“When they do red carpet coverage, they’re going to have live shots going east down Hollywood Boulevard, so anybody who’s got a sign up there is going to get television time,” said Brian Curran, vice president of Hollywood Heritage, a preservation group that contacted the city about the sign last week. Curran said the average supergraphic can generate $100,000 a month in advertising revenue.

Neighborhood activists throughout Los Angeles have demanded stricter enforcement of the city’s sign ordinance, saying companies have made millions of dollars flouting the law. Last August, the City Council approved a citywide ordinance prohibiting the installation of new digital billboards and supergraphics, which are stretched across the sides of buildings.

Loyola Law School professor Laurie Levenson questioned whether Trutanich is trying to make an example of Setareh and said she would be surprised if a judge lets such a large bail stand.
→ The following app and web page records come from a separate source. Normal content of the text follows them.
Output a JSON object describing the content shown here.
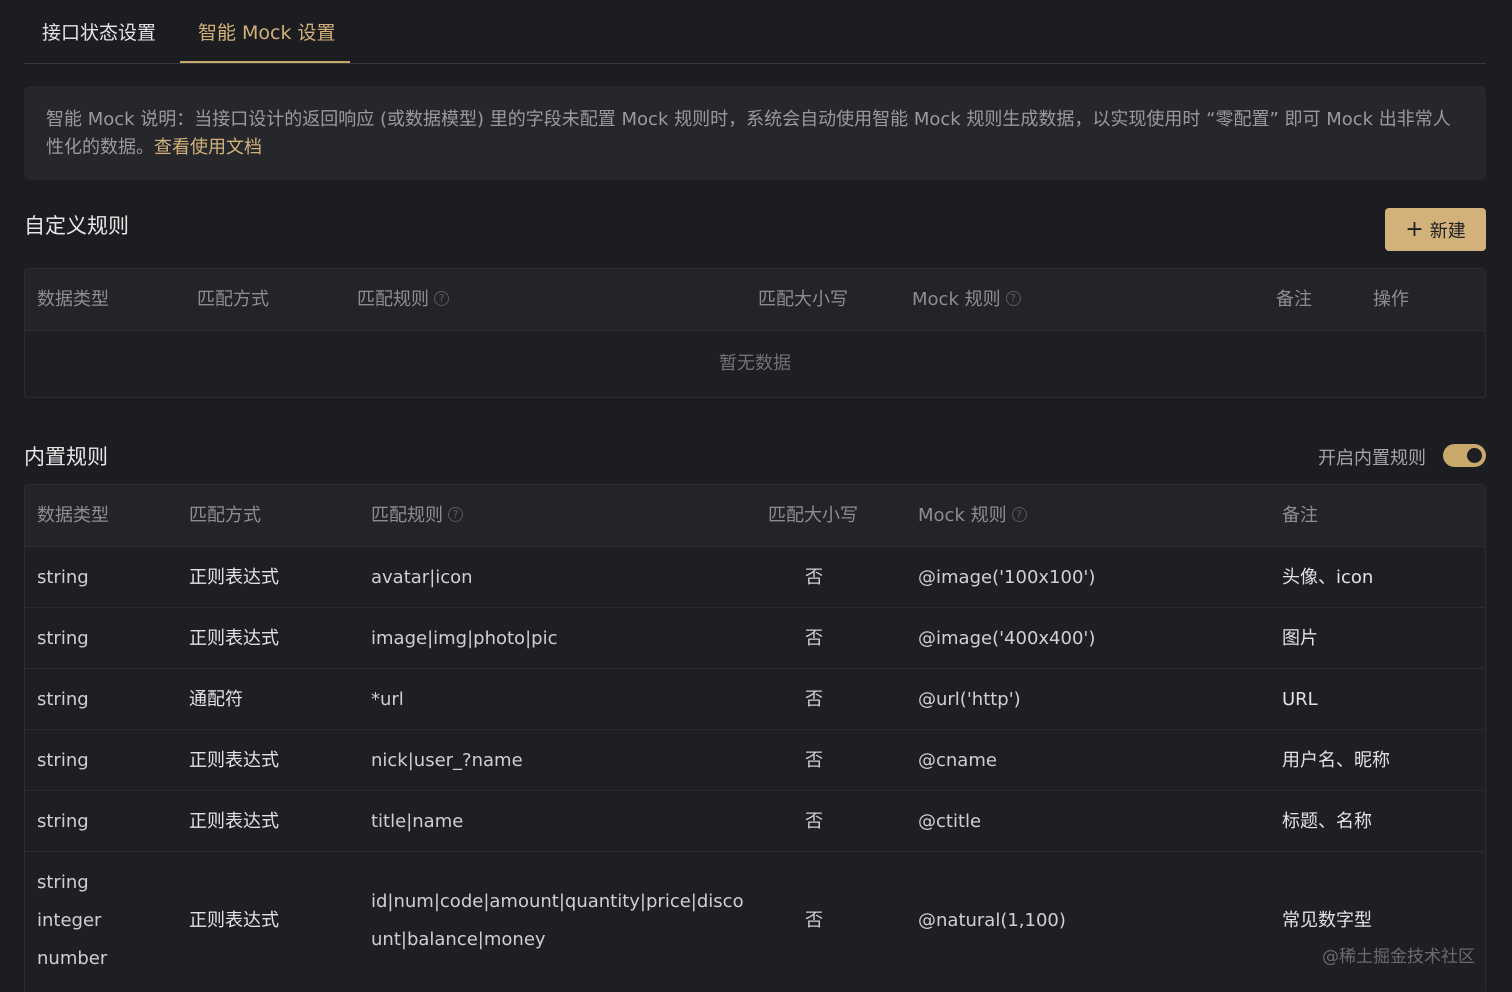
{
  "tabs": [
    {
      "label": "接口状态设置"
    },
    {
      "label": "智能 Mock 设置"
    }
  ],
  "notice": {
    "text": "智能 Mock 说明：当接口设计的返回响应 (或数据模型) 里的字段未配置 Mock 规则时，系统会自动使用智能 Mock 规则生成数据，以实现使用时 “零配置” 即可 Mock 出非常人性化的数据。",
    "link": "查看使用文档"
  },
  "custom": {
    "title": "自定义规则",
    "new_button": "新建",
    "headers": [
      "数据类型",
      "匹配方式",
      "匹配规则",
      "匹配大小写",
      "Mock 规则",
      "备注",
      "操作"
    ],
    "empty": "暂无数据"
  },
  "builtin": {
    "title": "内置规则",
    "toggle_label": "开启内置规则",
    "toggle_on": true,
    "headers": [
      "数据类型",
      "匹配方式",
      "匹配规则",
      "匹配大小写",
      "Mock 规则",
      "备注"
    ],
    "rows": [
      {
        "type": "string",
        "way": "正则表达式",
        "rule": "avatar|icon",
        "case": "否",
        "mock": "@image('100x100')",
        "note": "头像、icon"
      },
      {
        "type": "string",
        "way": "正则表达式",
        "rule": "image|img|photo|pic",
        "case": "否",
        "mock": "@image('400x400')",
        "note": "图片"
      },
      {
        "type": "string",
        "way": "通配符",
        "rule": "*url",
        "case": "否",
        "mock": "@url('http')",
        "note": "URL"
      },
      {
        "type": "string",
        "way": "正则表达式",
        "rule": "nick|user_?name",
        "case": "否",
        "mock": "@cname",
        "note": "用户名、昵称"
      },
      {
        "type": "string",
        "way": "正则表达式",
        "rule": "title|name",
        "case": "否",
        "mock": "@ctitle",
        "note": "标题、名称"
      },
      {
        "type_lines": [
          "string",
          "integer",
          "number"
        ],
        "way": "正则表达式",
        "rule_lines": [
          "id|num|code|amount|quantity|price|disco",
          "unt|balance|money"
        ],
        "case": "否",
        "mock": "@natural(1,100)",
        "note": "常见数字型"
      }
    ]
  },
  "watermark": "@稀土掘金技术社区"
}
The bail cited in the warrant was approved by Superior Court Judge Mildred Escobedo, according to court documents.

“There’s something more to this that I think is going on,” Levenson said. “Either he has prior offenses or he was warned about not doing this.”

The city attorney’s office said Setareh was warned via letter and e-mail not to post an unpermitted supergraphic on the building. Carter, Trutanich’s chief deputy, said the high bail was warranted because of public safety issues surrounding the case.

The supergraphic covers many windows, making it difficult for firefighters to enter during an emergency. Also, because the sign lacks permits, building inspectors have not ensured that it is safely attached to the building, Carter said.

“You have a supergraphic that weighs hundreds, if not thousands of pounds. . . . If it were not installed correctly, it could fall and injure or kill people on a highly congested corner where hundreds of thousands of people walk every day,” he said.

The city attorney’s investigation began on Feb. 5, the day neighborhood activists sent city officials a copy of a brochure citing the building as an ad space that could be seen during the Academy Awards.

Los Angeles City Council President Eric Garcetti, who represents part of Hollywood, said he forwarded the brochure to the city’s lawyers. He said a cease-and-desist letter went to Setareh urging him not to put up an unpermitted sign.

“Somebody decided the money was worth it,” Garcetti said.


Staff writer Hector Becerra contributed to this report.